Component data from apps and pages:
■ ■ ■

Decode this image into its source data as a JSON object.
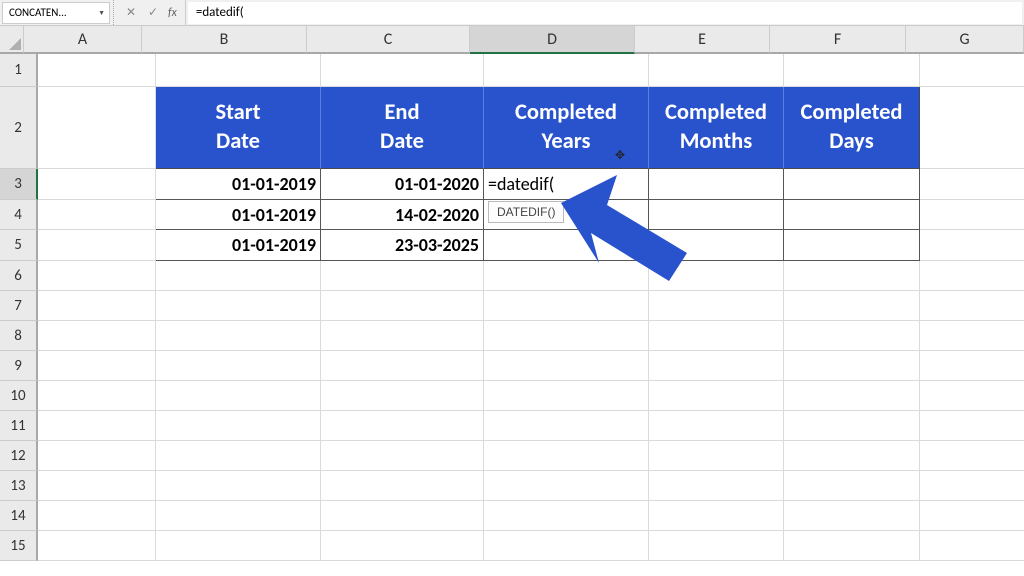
{
  "name_box": "CONCATEN...",
  "formula_input": "=datedif(",
  "columns": [
    "A",
    "B",
    "C",
    "D",
    "E",
    "F",
    "G"
  ],
  "active_column_index": 3,
  "active_row": 3,
  "rows_visible": 15,
  "table": {
    "headers": {
      "B": "Start\nDate",
      "C": "End\nDate",
      "D": "Completed\nYears",
      "E": "Completed\nMonths",
      "F": "Completed\nDays"
    },
    "rows": [
      {
        "B": "01-01-2019",
        "C": "01-01-2020"
      },
      {
        "B": "01-01-2019",
        "C": "14-02-2020"
      },
      {
        "B": "01-01-2019",
        "C": "23-03-2025"
      }
    ]
  },
  "editing_cell_text": "=datedif(",
  "tooltip": "DATEDIF()",
  "colors": {
    "header_blue": "#2953cc",
    "arrow_blue": "#2953cc"
  }
}
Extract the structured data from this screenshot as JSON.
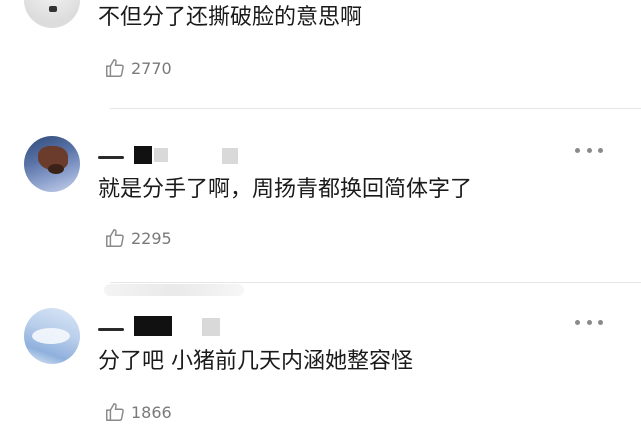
{
  "comments": [
    {
      "text": "不但分了还撕破脸的意思啊",
      "likes": "2770",
      "avatar_icon": "user-avatar"
    },
    {
      "text": "就是分手了啊，周扬青都换回简体字了",
      "likes": "2295",
      "avatar_icon": "user-avatar"
    },
    {
      "text": "分了吧 小猪前几天内涵她整容怪",
      "likes": "1866",
      "avatar_icon": "user-avatar"
    }
  ],
  "icons": {
    "like": "thumbs-up-icon",
    "more": "more-options-icon"
  },
  "colors": {
    "text": "#1a1a1a",
    "meta": "#7a7a7a",
    "divider": "#e6e6e6",
    "redaction": "#111111"
  }
}
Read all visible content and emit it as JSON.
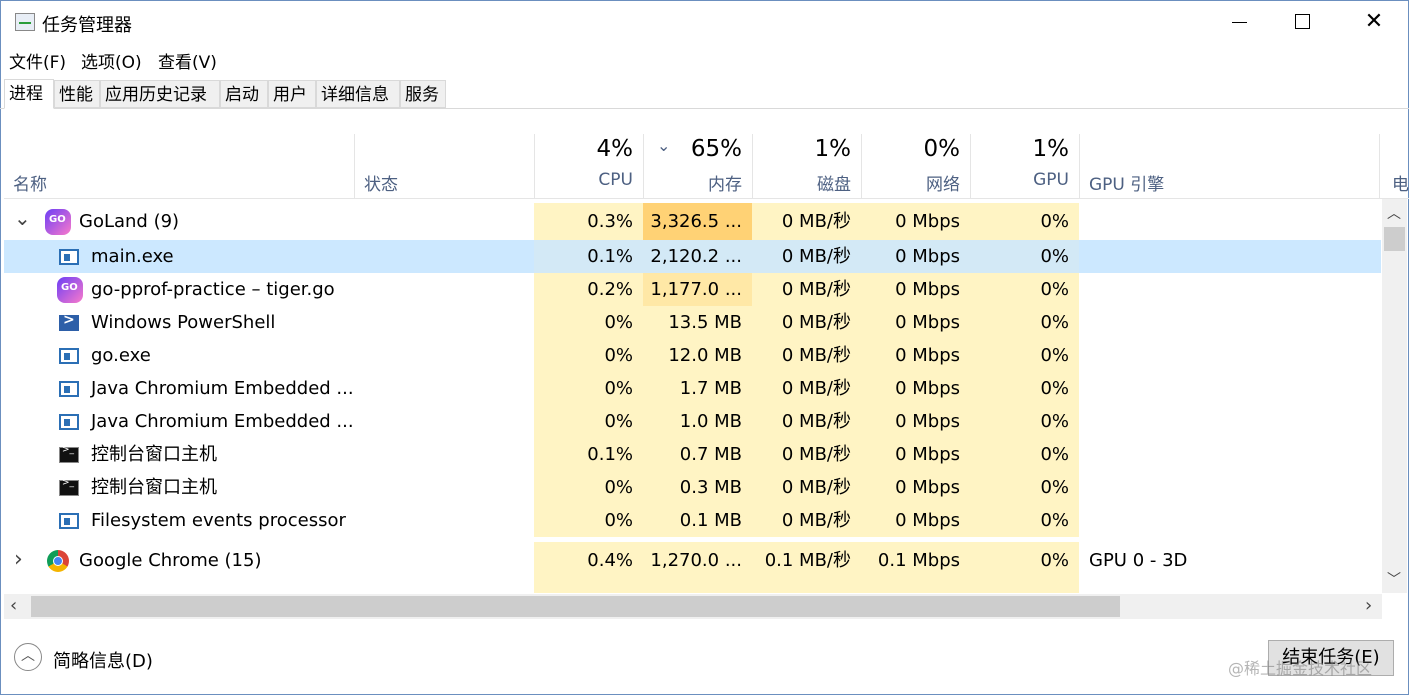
{
  "window": {
    "title": "任务管理器"
  },
  "menu": [
    "文件(F)",
    "选项(O)",
    "查看(V)"
  ],
  "tabs": [
    "进程",
    "性能",
    "应用历史记录",
    "启动",
    "用户",
    "详细信息",
    "服务"
  ],
  "header": {
    "name": "名称",
    "status": "状态",
    "cpu_pct": "4%",
    "cpu": "CPU",
    "mem_pct": "65%",
    "mem": "内存",
    "disk_pct": "1%",
    "disk": "磁盘",
    "net_pct": "0%",
    "net": "网络",
    "gpu_pct": "1%",
    "gpu": "GPU",
    "gpu_engine": "GPU 引擎",
    "power": "电"
  },
  "rows": [
    {
      "name": "GoLand (9)",
      "cpu": "0.3%",
      "mem": "3,326.5 ...",
      "disk": "0 MB/秒",
      "net": "0 Mbps",
      "gpu": "0%",
      "engine": "",
      "icon": "goland-icon"
    },
    {
      "name": "main.exe",
      "cpu": "0.1%",
      "mem": "2,120.2 ...",
      "disk": "0 MB/秒",
      "net": "0 Mbps",
      "gpu": "0%",
      "engine": "",
      "icon": "app-window-icon"
    },
    {
      "name": "go-pprof-practice – tiger.go",
      "cpu": "0.2%",
      "mem": "1,177.0 ...",
      "disk": "0 MB/秒",
      "net": "0 Mbps",
      "gpu": "0%",
      "engine": "",
      "icon": "goland-icon"
    },
    {
      "name": "Windows PowerShell",
      "cpu": "0%",
      "mem": "13.5 MB",
      "disk": "0 MB/秒",
      "net": "0 Mbps",
      "gpu": "0%",
      "engine": "",
      "icon": "powershell-icon"
    },
    {
      "name": "go.exe",
      "cpu": "0%",
      "mem": "12.0 MB",
      "disk": "0 MB/秒",
      "net": "0 Mbps",
      "gpu": "0%",
      "engine": "",
      "icon": "app-window-icon"
    },
    {
      "name": "Java Chromium Embedded ...",
      "cpu": "0%",
      "mem": "1.7 MB",
      "disk": "0 MB/秒",
      "net": "0 Mbps",
      "gpu": "0%",
      "engine": "",
      "icon": "app-window-icon"
    },
    {
      "name": "Java Chromium Embedded ...",
      "cpu": "0%",
      "mem": "1.0 MB",
      "disk": "0 MB/秒",
      "net": "0 Mbps",
      "gpu": "0%",
      "engine": "",
      "icon": "app-window-icon"
    },
    {
      "name": "控制台窗口主机",
      "cpu": "0.1%",
      "mem": "0.7 MB",
      "disk": "0 MB/秒",
      "net": "0 Mbps",
      "gpu": "0%",
      "engine": "",
      "icon": "console-icon"
    },
    {
      "name": "控制台窗口主机",
      "cpu": "0%",
      "mem": "0.3 MB",
      "disk": "0 MB/秒",
      "net": "0 Mbps",
      "gpu": "0%",
      "engine": "",
      "icon": "console-icon"
    },
    {
      "name": "Filesystem events processor",
      "cpu": "0%",
      "mem": "0.1 MB",
      "disk": "0 MB/秒",
      "net": "0 Mbps",
      "gpu": "0%",
      "engine": "",
      "icon": "app-window-icon"
    },
    {
      "name": "Google Chrome (15)",
      "cpu": "0.4%",
      "mem": "1,270.0 ...",
      "disk": "0.1 MB/秒",
      "net": "0.1 Mbps",
      "gpu": "0%",
      "engine": "GPU 0 - 3D",
      "icon": "chrome-icon"
    }
  ],
  "footer": {
    "summary": "简略信息(D)",
    "end_task": "结束任务(E)",
    "watermark": "@稀土掘金技术社区"
  },
  "colors": {
    "cpu_bg": "#fff4c4",
    "mem_hot": "#ffd275",
    "mem_warm": "#ffe8a6",
    "selected": "#cce8ff"
  }
}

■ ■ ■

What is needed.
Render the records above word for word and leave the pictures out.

Solved exercise.
Decode this image into its source data as a JSON object.
{
  "name_box": "CONCATEN...",
  "formula_input": "=datedif(",
  "columns": [
    "A",
    "B",
    "C",
    "D",
    "E",
    "F",
    "G"
  ],
  "active_column_index": 3,
  "active_row": 3,
  "rows_visible": 15,
  "table": {
    "headers": {
      "B": "Start\nDate",
      "C": "End\nDate",
      "D": "Completed\nYears",
      "E": "Completed\nMonths",
      "F": "Completed\nDays"
    },
    "rows": [
      {
        "B": "01-01-2019",
        "C": "01-01-2020"
      },
      {
        "B": "01-01-2019",
        "C": "14-02-2020"
      },
      {
        "B": "01-01-2019",
        "C": "23-03-2025"
      }
    ]
  },
  "editing_cell_text": "=datedif(",
  "tooltip": "DATEDIF()",
  "colors": {
    "header_blue": "#2953cc",
    "arrow_blue": "#2953cc"
  }
}
Extract the structured data from this screenshot as JSON.
{
  "comments": [
    {
      "text": "不但分了还撕破脸的意思啊",
      "likes": "2770",
      "avatar_icon": "user-avatar"
    },
    {
      "text": "就是分手了啊，周扬青都换回简体字了",
      "likes": "2295",
      "avatar_icon": "user-avatar"
    },
    {
      "text": "分了吧 小猪前几天内涵她整容怪",
      "likes": "1866",
      "avatar_icon": "user-avatar"
    }
  ],
  "icons": {
    "like": "thumbs-up-icon",
    "more": "more-options-icon"
  },
  "colors": {
    "text": "#1a1a1a",
    "meta": "#7a7a7a",
    "divider": "#e6e6e6",
    "redaction": "#111111"
  }
}
Read all visible content and emit it as JSON.
{
  "window": {
    "title": "任务管理器"
  },
  "menu": [
    "文件(F)",
    "选项(O)",
    "查看(V)"
  ],
  "tabs": [
    "进程",
    "性能",
    "应用历史记录",
    "启动",
    "用户",
    "详细信息",
    "服务"
  ],
  "header": {
    "name": "名称",
    "status": "状态",
    "cpu_pct": "4%",
    "cpu": "CPU",
    "mem_pct": "65%",
    "mem": "内存",
    "disk_pct": "1%",
    "disk": "磁盘",
    "net_pct": "0%",
    "net": "网络",
    "gpu_pct": "1%",
    "gpu": "GPU",
    "gpu_engine": "GPU 引擎",
    "power": "电"
  },
  "rows": [
    {
      "name": "GoLand (9)",
      "cpu": "0.3%",
      "mem": "3,326.5 ...",
      "disk": "0 MB/秒",
      "net": "0 Mbps",
      "gpu": "0%",
      "engine": "",
      "icon": "goland-icon"
    },
    {
      "name": "main.exe",
      "cpu": "0.1%",
      "mem": "2,120.2 ...",
      "disk": "0 MB/秒",
      "net": "0 Mbps",
      "gpu": "0%",
      "engine": "",
      "icon": "app-window-icon"
    },
    {
      "name": "go-pprof-practice – tiger.go",
      "cpu": "0.2%",
      "mem": "1,177.0 ...",
      "disk": "0 MB/秒",
      "net": "0 Mbps",
      "gpu": "0%",
      "engine": "",
      "icon": "goland-icon"
    },
    {
      "name": "Windows PowerShell",
      "cpu": "0%",
      "mem": "13.5 MB",
      "disk": "0 MB/秒",
      "net": "0 Mbps",
      "gpu": "0%",
      "engine": "",
      "icon": "powershell-icon"
    },
    {
      "name": "go.exe",
      "cpu": "0%",
      "mem": "12.0 MB",
      "disk": "0 MB/秒",
      "net": "0 Mbps",
      "gpu": "0%",
      "engine": "",
      "icon": "app-window-icon"
    },
    {
      "name": "Java Chromium Embedded ...",
      "cpu": "0%",
      "mem": "1.7 MB",
      "disk": "0 MB/秒",
      "net": "0 Mbps",
      "gpu": "0%",
      "engine": "",
      "icon": "app-window-icon"
    },
    {
      "name": "Java Chromium Embedded ...",
      "cpu": "0%",
      "mem": "1.0 MB",
      "disk": "0 MB/秒",
      "net": "0 Mbps",
      "gpu": "0%",
      "engine": "",
      "icon": "app-window-icon"
    },
    {
      "name": "控制台窗口主机",
      "cpu": "0.1%",
      "mem": "0.7 MB",
      "disk": "0 MB/秒",
      "net": "0 Mbps",
      "gpu": "0%",
      "engine": "",
      "icon": "console-icon"
    },
    {
      "name": "控制台窗口主机",
      "cpu": "0%",
      "mem": "0.3 MB",
      "disk": "0 MB/秒",
      "net": "0 Mbps",
      "gpu": "0%",
      "engine": "",
      "icon": "console-icon"
    },
    {
      "name": "Filesystem events processor",
      "cpu": "0%",
      "mem": "0.1 MB",
      "disk": "0 MB/秒",
      "net": "0 Mbps",
      "gpu": "0%",
      "engine": "",
      "icon": "app-window-icon"
    },
    {
      "name": "Google Chrome (15)",
      "cpu": "0.4%",
      "mem": "1,270.0 ...",
      "disk": "0.1 MB/秒",
      "net": "0.1 Mbps",
      "gpu": "0%",
      "engine": "GPU 0 - 3D",
      "icon": "chrome-icon"
    }
  ],
  "footer": {
    "summary": "简略信息(D)",
    "end_task": "结束任务(E)",
    "watermark": "@稀土掘金技术社区"
  },
  "colors": {
    "cpu_bg": "#fff4c4",
    "mem_hot": "#ffd275",
    "mem_warm": "#ffe8a6",
    "selected": "#cce8ff"
  }
}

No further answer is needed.